[Start of section]

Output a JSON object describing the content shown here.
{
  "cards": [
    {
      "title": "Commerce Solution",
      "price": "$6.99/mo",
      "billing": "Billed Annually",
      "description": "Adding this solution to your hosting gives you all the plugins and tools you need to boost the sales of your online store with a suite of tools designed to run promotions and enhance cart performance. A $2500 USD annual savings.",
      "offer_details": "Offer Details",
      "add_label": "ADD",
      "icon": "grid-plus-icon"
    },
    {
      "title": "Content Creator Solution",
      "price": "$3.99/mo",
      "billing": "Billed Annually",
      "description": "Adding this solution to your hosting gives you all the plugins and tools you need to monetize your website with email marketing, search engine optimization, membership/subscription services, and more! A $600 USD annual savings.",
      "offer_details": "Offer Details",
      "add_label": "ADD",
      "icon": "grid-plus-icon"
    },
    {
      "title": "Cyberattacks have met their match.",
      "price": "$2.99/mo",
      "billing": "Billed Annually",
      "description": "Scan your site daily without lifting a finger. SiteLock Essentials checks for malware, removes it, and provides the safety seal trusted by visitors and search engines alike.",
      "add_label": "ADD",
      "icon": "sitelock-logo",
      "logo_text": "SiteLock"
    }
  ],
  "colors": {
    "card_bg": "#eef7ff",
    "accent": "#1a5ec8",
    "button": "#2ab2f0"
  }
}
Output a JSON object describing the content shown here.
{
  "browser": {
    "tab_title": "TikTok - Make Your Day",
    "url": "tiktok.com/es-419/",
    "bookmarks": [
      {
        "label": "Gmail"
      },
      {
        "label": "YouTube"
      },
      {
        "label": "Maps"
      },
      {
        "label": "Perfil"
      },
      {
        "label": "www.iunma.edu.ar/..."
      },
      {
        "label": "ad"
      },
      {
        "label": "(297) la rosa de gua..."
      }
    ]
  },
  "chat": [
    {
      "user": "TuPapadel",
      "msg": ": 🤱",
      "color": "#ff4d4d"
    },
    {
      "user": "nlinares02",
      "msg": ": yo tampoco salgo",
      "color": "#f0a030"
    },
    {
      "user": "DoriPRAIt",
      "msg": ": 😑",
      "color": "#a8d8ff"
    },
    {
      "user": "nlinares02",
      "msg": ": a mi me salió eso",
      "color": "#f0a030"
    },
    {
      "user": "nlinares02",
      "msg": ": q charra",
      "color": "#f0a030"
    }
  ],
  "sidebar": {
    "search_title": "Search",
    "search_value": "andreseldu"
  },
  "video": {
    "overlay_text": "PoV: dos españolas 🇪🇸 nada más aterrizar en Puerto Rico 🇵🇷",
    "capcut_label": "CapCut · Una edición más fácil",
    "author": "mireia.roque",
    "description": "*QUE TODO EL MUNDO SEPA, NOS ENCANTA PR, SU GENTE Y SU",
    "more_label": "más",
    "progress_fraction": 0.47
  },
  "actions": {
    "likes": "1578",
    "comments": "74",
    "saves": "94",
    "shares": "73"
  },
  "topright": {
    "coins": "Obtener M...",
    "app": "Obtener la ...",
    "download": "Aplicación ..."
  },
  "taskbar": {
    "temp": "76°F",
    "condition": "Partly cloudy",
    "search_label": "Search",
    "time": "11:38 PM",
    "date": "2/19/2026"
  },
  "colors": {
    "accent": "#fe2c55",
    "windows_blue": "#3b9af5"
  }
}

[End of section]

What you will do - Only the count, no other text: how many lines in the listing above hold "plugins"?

Answer - 2